**Assigned task**: Down to the final line, print each entry exactly.

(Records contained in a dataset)
%%

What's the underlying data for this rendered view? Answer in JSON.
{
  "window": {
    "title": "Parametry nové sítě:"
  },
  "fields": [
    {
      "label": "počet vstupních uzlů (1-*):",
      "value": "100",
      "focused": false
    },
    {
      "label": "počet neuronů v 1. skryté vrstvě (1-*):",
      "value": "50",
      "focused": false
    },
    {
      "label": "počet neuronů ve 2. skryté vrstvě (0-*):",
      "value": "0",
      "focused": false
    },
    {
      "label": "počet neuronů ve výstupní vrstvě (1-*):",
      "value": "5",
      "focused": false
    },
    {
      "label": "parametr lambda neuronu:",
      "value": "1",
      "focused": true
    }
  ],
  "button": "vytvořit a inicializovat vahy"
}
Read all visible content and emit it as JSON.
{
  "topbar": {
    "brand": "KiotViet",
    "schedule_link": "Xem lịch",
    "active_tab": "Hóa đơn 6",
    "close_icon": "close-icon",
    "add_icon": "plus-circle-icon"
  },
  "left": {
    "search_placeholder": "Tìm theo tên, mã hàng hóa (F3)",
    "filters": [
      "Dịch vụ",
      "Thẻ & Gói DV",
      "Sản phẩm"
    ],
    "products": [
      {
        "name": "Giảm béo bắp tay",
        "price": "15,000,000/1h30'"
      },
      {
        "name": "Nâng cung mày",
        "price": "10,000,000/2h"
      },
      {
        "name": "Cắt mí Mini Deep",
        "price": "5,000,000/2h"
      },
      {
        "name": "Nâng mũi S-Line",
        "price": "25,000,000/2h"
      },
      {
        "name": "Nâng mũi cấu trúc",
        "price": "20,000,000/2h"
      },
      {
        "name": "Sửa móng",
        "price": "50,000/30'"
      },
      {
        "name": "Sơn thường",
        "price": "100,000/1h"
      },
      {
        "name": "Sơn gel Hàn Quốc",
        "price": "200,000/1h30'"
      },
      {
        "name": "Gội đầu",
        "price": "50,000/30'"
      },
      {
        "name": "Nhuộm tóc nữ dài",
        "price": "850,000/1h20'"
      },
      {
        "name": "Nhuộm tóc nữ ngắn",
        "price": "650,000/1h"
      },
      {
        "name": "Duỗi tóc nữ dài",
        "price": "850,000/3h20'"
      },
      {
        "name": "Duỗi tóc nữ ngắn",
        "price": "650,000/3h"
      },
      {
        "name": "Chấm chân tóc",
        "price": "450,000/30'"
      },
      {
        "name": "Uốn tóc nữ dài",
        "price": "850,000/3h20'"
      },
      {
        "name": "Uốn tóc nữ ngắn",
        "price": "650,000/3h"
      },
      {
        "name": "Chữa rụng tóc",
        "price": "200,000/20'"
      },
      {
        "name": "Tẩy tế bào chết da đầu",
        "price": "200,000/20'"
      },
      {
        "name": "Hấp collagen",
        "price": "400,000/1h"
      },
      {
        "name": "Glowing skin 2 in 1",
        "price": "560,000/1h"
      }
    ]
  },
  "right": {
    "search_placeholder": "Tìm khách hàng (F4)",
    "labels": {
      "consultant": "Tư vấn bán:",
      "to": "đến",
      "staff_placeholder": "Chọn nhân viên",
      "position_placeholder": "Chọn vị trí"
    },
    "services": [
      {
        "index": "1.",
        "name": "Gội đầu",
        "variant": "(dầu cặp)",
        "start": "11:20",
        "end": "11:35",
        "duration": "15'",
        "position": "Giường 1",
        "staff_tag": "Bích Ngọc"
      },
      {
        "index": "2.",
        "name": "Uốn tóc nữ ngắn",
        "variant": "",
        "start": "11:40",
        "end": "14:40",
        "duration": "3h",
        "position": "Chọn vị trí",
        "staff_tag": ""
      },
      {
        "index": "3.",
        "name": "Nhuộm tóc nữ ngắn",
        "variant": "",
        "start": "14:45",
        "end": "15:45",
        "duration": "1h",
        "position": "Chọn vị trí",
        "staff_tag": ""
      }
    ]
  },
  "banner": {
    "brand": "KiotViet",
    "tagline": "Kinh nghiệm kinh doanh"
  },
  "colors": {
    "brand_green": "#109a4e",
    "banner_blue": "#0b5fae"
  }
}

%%

**Response area**:
What's the underlying data for this rendered view? Answer in JSON.
{
  "window": {
    "title": "Parametry nové sítě:"
  },
  "fields": [
    {
      "label": "počet vstupních uzlů (1-*):",
      "value": "100",
      "focused": false
    },
    {
      "label": "počet neuronů v 1. skryté vrstvě (1-*):",
      "value": "50",
      "focused": false
    },
    {
      "label": "počet neuronů ve 2. skryté vrstvě (0-*):",
      "value": "0",
      "focused": false
    },
    {
      "label": "počet neuronů ve výstupní vrstvě (1-*):",
      "value": "5",
      "focused": false
    },
    {
      "label": "parametr lambda neuronu:",
      "value": "1",
      "focused": true
    }
  ],
  "button": "vytvořit a inicializovat vahy"
}
Read all visible content and emit it as JSON.
{
  "topbar": {
    "brand": "KiotViet",
    "schedule_link": "Xem lịch",
    "active_tab": "Hóa đơn 6",
    "close_icon": "close-icon",
    "add_icon": "plus-circle-icon"
  },
  "left": {
    "search_placeholder": "Tìm theo tên, mã hàng hóa (F3)",
    "filters": [
      "Dịch vụ",
      "Thẻ & Gói DV",
      "Sản phẩm"
    ],
    "products": [
      {
        "name": "Giảm béo bắp tay",
        "price": "15,000,000/1h30'"
      },
      {
        "name": "Nâng cung mày",
        "price": "10,000,000/2h"
      },
      {
        "name": "Cắt mí Mini Deep",
        "price": "5,000,000/2h"
      },
      {
        "name": "Nâng mũi S-Line",
        "price": "25,000,000/2h"
      },
      {
        "name": "Nâng mũi cấu trúc",
        "price": "20,000,000/2h"
      },
      {
        "name": "Sửa móng",
        "price": "50,000/30'"
      },
      {
        "name": "Sơn thường",
        "price": "100,000/1h"
      },
      {
        "name": "Sơn gel Hàn Quốc",
        "price": "200,000/1h30'"
      },
      {
        "name": "Gội đầu",
        "price": "50,000/30'"
      },
      {
        "name": "Nhuộm tóc nữ dài",
        "price": "850,000/1h20'"
      },
      {
        "name": "Nhuộm tóc nữ ngắn",
        "price": "650,000/1h"
      },
      {
        "name": "Duỗi tóc nữ dài",
        "price": "850,000/3h20'"
      },
      {
        "name": "Duỗi tóc nữ ngắn",
        "price": "650,000/3h"
      },
      {
        "name": "Chấm chân tóc",
        "price": "450,000/30'"
      },
      {
        "name": "Uốn tóc nữ dài",
        "price": "850,000/3h20'"
      },
      {
        "name": "Uốn tóc nữ ngắn",
        "price": "650,000/3h"
      },
      {
        "name": "Chữa rụng tóc",
        "price": "200,000/20'"
      },
      {
        "name": "Tẩy tế bào chết da đầu",
        "price": "200,000/20'"
      },
      {
        "name": "Hấp collagen",
        "price": "400,000/1h"
      },
      {
        "name": "Glowing skin 2 in 1",
        "price": "560,000/1h"
      }
    ]
  },
  "right": {
    "search_placeholder": "Tìm khách hàng (F4)",
    "labels": {
      "consultant": "Tư vấn bán:",
      "to": "đến",
      "staff_placeholder": "Chọn nhân viên",
      "position_placeholder": "Chọn vị trí"
    },
    "services": [
      {
        "index": "1.",
        "name": "Gội đầu",
        "variant": "(dầu cặp)",
        "start": "11:20",
        "end": "11:35",
        "duration": "15'",
        "position": "Giường 1",
        "staff_tag": "Bích Ngọc"
      },
      {
        "index": "2.",
        "name": "Uốn tóc nữ ngắn",
        "variant": "",
        "start": "11:40",
        "end": "14:40",
        "duration": "3h",
        "position": "Chọn vị trí",
        "staff_tag": ""
      },
      {
        "index": "3.",
        "name": "Nhuộm tóc nữ ngắn",
        "variant": "",
        "start": "14:45",
        "end": "15:45",
        "duration": "1h",
        "position": "Chọn vị trí",
        "staff_tag": ""
      }
    ]
  },
  "banner": {
    "brand": "KiotViet",
    "tagline": "Kinh nghiệm kinh doanh"
  },
  "colors": {
    "brand_green": "#109a4e",
    "banner_blue": "#0b5fae"
  }
}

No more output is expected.